What a lesson in not comprehending people's interest in control over their own area, their sense of identity, their sense of place, and how the two intertwine.

There is real work to be done in consolidation and in sharing services. There is little good reason for the proliferation of water and sewer districts, each with their own terms, billing, and accounting. There is certainly room for municipalities to share equipment and services, and to form cooperative pools for things like insurance where size leads to discounts.

But expecting that people should want to push government itself into larger units, handing off local decisions to people further away? I have a very hard time seeing the appeal of that.

I'm glad we already cancelled our subscription, though we had to tell the Journal we didn't want their paper repeatedly before they actually believed it. There's not much left there.

Posted by simon at November 13, 2009 8:58 AM in ,
Note on photos


Mary Ann said:

I particularly like the comparison to the Village of Pike NY, population 382, consolidating with the Town of Pike, population 1,086. By comparison, the Village of Freeville has 505 people and the Town of Dryden about 14,000. Johnson City has 14,000 people and the Town of Union has 56,000.

The Town and Village of Pike contracted with Genesee/Finger Lakes Regional Planning to study the potential impact of consolidation.
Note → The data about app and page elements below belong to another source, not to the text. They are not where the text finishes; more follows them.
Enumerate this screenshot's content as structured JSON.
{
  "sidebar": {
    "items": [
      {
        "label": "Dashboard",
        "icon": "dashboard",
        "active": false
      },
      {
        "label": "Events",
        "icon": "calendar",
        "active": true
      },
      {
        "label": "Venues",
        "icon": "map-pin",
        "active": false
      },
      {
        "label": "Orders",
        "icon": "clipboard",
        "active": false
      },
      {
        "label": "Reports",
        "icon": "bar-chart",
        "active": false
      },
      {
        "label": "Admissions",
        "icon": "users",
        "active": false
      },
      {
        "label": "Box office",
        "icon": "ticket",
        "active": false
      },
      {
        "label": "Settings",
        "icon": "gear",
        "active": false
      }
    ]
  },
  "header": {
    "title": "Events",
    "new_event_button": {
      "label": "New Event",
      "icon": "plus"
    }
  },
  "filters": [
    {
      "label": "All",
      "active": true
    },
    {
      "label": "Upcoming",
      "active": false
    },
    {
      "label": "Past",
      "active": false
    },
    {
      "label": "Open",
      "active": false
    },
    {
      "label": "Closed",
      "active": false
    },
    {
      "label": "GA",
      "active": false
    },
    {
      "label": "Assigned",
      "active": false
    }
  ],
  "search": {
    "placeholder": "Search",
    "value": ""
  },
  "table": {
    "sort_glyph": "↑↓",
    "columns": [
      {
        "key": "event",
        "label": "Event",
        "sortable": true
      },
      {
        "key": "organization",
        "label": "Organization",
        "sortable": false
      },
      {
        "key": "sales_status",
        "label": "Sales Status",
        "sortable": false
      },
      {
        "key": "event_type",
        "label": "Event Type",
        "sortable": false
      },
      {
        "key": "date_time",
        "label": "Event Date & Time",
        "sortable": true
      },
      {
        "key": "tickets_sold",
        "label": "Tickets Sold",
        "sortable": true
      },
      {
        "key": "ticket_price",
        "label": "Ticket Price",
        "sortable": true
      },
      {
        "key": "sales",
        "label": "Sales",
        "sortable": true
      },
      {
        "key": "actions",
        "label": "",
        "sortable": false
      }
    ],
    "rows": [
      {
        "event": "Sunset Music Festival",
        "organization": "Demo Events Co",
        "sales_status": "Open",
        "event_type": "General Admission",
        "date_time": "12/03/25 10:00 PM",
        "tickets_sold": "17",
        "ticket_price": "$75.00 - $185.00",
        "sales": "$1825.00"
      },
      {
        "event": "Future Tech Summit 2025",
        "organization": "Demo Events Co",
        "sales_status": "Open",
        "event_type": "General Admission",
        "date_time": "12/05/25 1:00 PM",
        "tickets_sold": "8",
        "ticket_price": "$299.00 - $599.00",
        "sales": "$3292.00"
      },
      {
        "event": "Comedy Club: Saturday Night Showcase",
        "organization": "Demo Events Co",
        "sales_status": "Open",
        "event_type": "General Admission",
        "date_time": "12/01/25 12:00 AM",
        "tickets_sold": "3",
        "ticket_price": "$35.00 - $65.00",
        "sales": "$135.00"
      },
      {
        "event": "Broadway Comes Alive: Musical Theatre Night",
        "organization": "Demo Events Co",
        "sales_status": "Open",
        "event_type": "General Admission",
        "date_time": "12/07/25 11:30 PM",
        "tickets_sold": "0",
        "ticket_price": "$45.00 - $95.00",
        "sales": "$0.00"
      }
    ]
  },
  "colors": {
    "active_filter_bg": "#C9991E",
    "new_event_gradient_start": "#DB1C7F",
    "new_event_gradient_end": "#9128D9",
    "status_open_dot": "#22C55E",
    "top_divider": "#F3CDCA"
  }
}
The study cost $93,000 and was funded with $9,300 of local tax dollars and an $83,700 state Shared Municipal Services Incentive grant - like the one that funded the formation of Tompkins County's Health Insurance Consortium.

Picture it: 382 people - 255 of them over 18. One is the mayor - who also serves as Public Works Superintendent - and two are trustees. They employ a maintenance worker, a clerk and deputy clerk as well as a water meter reader and a water system operator. According to the consolidation report, "The Village’s Planning Board and Zoning Board of Appeals have never met, at least not in the memory of anyone currently involved in Village governance. The Mayor currently serves as the Zoning Enforcement Officer (ZEO)."

The consolidation report further states that "While these estimates indicate that dissolving the Village will reduce tax levies for local property owners, the key motivation behind the Village’s desire to pursue dissolution is to remove the burden of running the Village from local residents."

I’m a strong advocate for local government. But I have to tell you, running a village or a town is a lot of work. Possibly more than a village of a few hundred people can manage. Johnson City has 14,000 people. Yes, that makes it more work but also more people to do the work and to share the cost of hiring people to do the work.

It’s worth taking a look at the consolidation report to see what goes into the decision. You can find it at

W. Winter, a former resident of Broome County said:

We as taxpayers won't be able to save ourselves until we break the yoke of municipal unions in New York. As our economy deteriorates, the burden of servicing unreasonable pensions and benfits for retirees will strangle the the taxpayer. We all forget Mario Cuomo lost his governorship over the issue of tenor in our public school systems by the unions. Eventually there will be a revolt. It will be ugly. In the end, New York citizens will either win or be forced to leave the state, because of crushing taxes (sound familiar?).